    As benchmark interest rates continue to fall in China, capital outflows are likely to rise, putting further downward pressure on the currency. Back in August, the RMB was allowed to fall by 3.0% against the USD in the space of a week – the biggest one-week move in 20 years.
    Last Friday’s appreciation aside, we view further devaluations as more or less inevitable. Accordingly, we see the RMB falling at a pace of 2.0% to 3.0% a quarter over the next two years as China attempts to export some of its pain.
    We will lose a half point GDP to imports for the next two quarters.  

    Reordering wages due to Obamacare

    This chart shows the change in income due to Obamacare.   We can see the middle class take the hit.  And that explains the declining retail sales numbers domestically.  It is a spiral, the third decile, now purple, will join the blue next year.

    This is also a huge transfer from Republican right to work states to Dem public sector states.  This is also a stimulus for more Kanosian migration as the transfer will fail and the large public sector states go spiral.

    One year Treasury hits half point

    Bloomberg Bonds

    James Bullard slays Magic Walrus

    Bullard: It is a pleasure to be here today to discuss this important conference topic, “Rethinking Monetary Policy.”  The financial crisis of 2007‐2009 and its aftermath turned monetary economics and policymaking on its head and called into question many of the conventional views held before the crisis.   One of the most popular and enduring views in all of monetary economics since the 1970s, and indeed since the 1940s, has been that a nominal interest rate peg is poor monetary policy, and that attempts to pursue such a policy would lead to ruin.  Yet, post‐crisis U.S. monetary policy could be interpreted as exactly that—an interest rate peg—and an extreme one at that, since the policy rate has remained near zero for nearly seven years.  In this talk, I will summarize some recent academic work on the idea of a stable interest rate peg and what its implications may be for current monetary policy choices.  I will argue that a stable interest rate peg is a realistic theoretical possibility; that it has some mild empirical support based on a cursory look at the data; and that, should we find ourselves in a persistent state of low nominal interest rates and low inflation, some of our fundamental assumptions about how U.S. monetary policy works may have to be altered.

    Janet Yellen heard the speech and now wants a map of the DC-New York maze:
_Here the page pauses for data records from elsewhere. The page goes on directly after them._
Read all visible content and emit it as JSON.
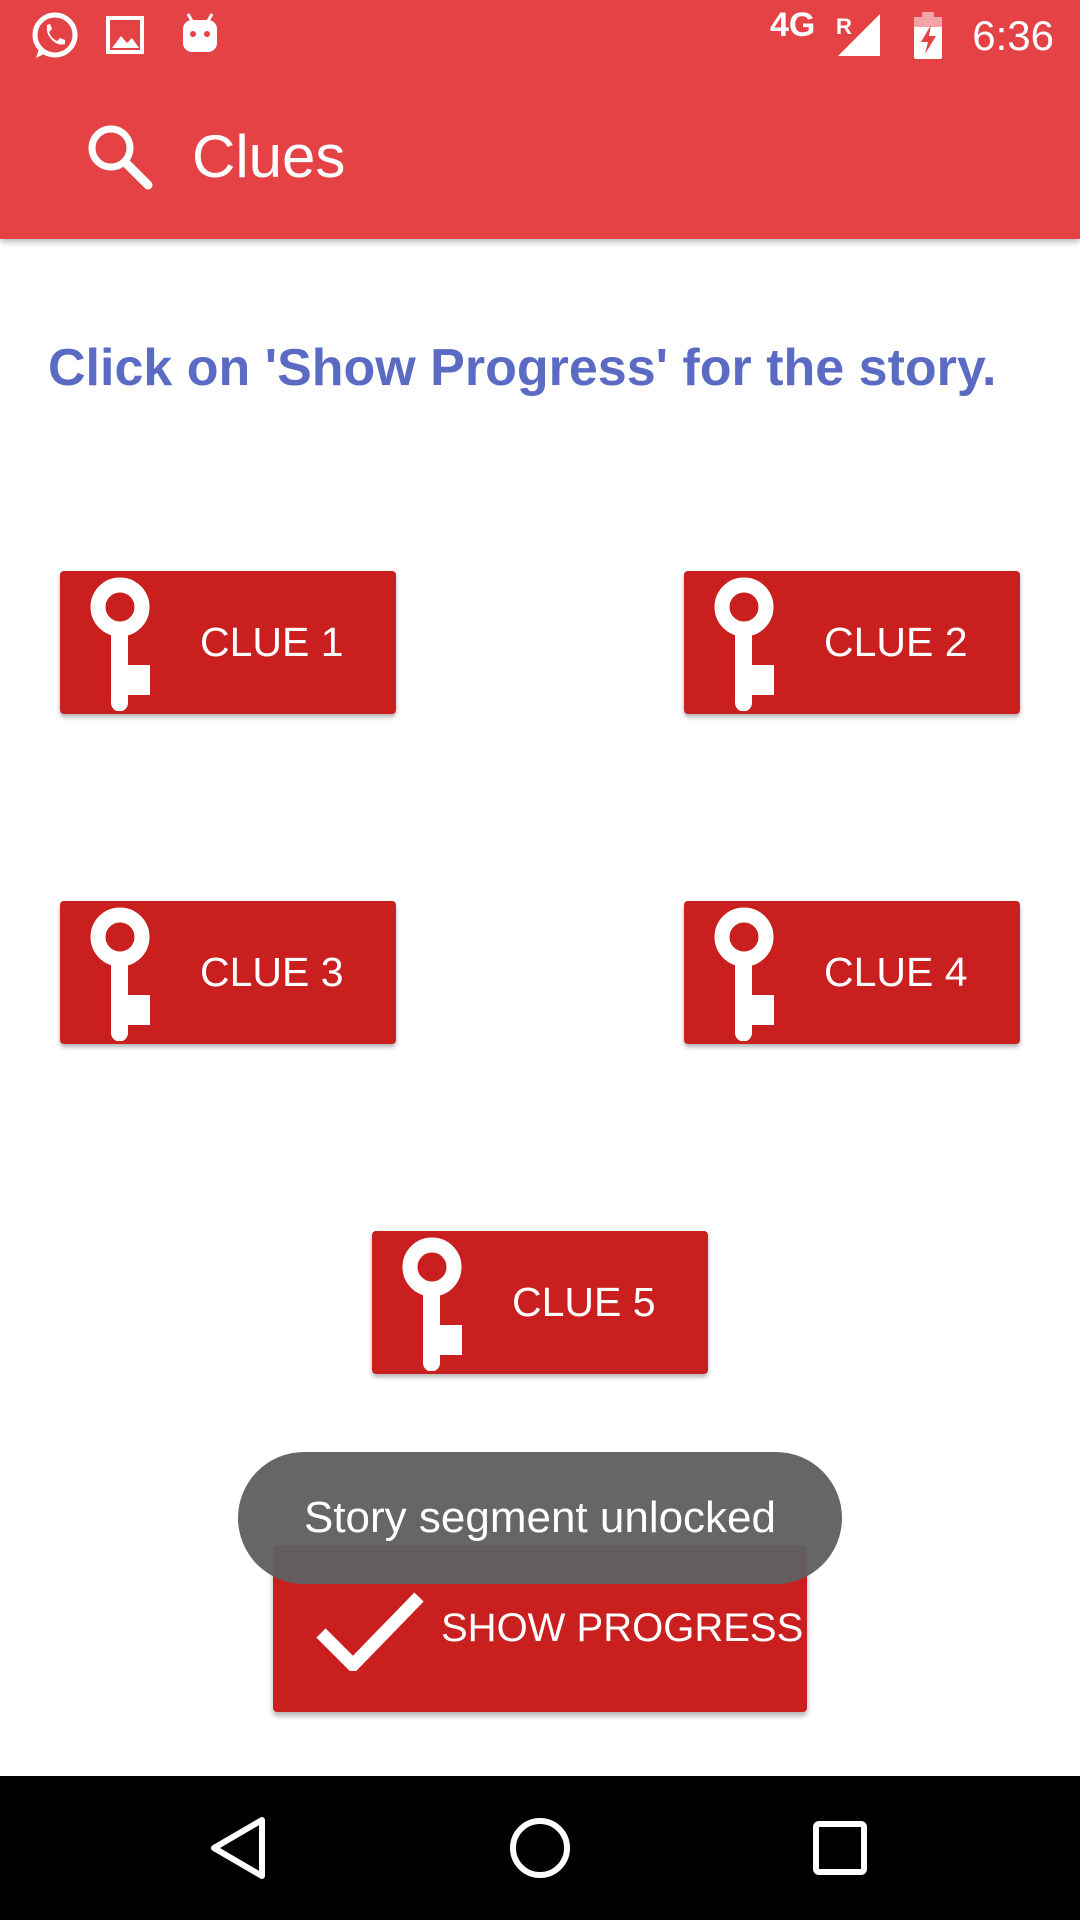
{
  "status_bar": {
    "network": "4G",
    "roaming": "R",
    "time": "6:36",
    "icons": [
      "whatsapp-icon",
      "gallery-icon",
      "android-icon",
      "signal-icon",
      "battery-charging-icon"
    ]
  },
  "app_bar": {
    "title": "Clues",
    "icon": "search-icon",
    "background": "#e44245"
  },
  "main": {
    "instruction": "Click on 'Show Progress' for the story.",
    "clues": [
      {
        "label": "CLUE 1",
        "icon": "key-icon"
      },
      {
        "label": "CLUE 2",
        "icon": "key-icon"
      },
      {
        "label": "CLUE 3",
        "icon": "key-icon"
      },
      {
        "label": "CLUE 4",
        "icon": "key-icon"
      },
      {
        "label": "CLUE 5",
        "icon": "key-icon"
      }
    ],
    "show_progress": {
      "label": "SHOW PROGRESS",
      "icon": "check-icon"
    },
    "button_color": "#c91f1f",
    "instruction_color": "#5b6bc4"
  },
  "toast": {
    "message": "Story segment unlocked"
  },
  "nav_bar": {
    "buttons": [
      "back-icon",
      "home-icon",
      "recents-icon"
    ]
  }
}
    WASHINGTON (Reuters) - The U.S. Federal Reserve must weigh the effects of post-crisis financial regulations and new channels through which policy affects markets as it prepares to raise interest rates, Fed Chair Janet Yellen said on Thursday.
    Yellen, kicking off a research conference on policy transmission and implementation after the 2007-2009 financial crisis, said the U.S. central bank also must weigh the disadvantages of its policy actions in light of new tools meant to help the Fed raise rates.
    Fed "policymakers should be mindful of new channels for monetary policy transmission that may have emerged from the intricate economic and financial linkages in our global economy that were revealed by the crisis," she said in prepared remarks.

    What is going on?

    Central bankers have figured out that the banking network solves the schoolgirl problem, and they want to adopt the Theory of Everything.   They need banker bot to navigate the maze.



    Wednesday, November 11, 2015

    Banker Bot and Tap Shopping

    Beacon Technology: Retailers are using technology in new ways to improve the shopping experience at their stores. One key component of this is beacons, which use a person's mobile device to customize the shopping experience. Find out more in this video in which Maya Mikhailov, cofounder and CMO of GPShopper, explains how beacons work and why they matter.
    Except the mobile device is your SmartCard, not your phone. Tim Cook got this backwards.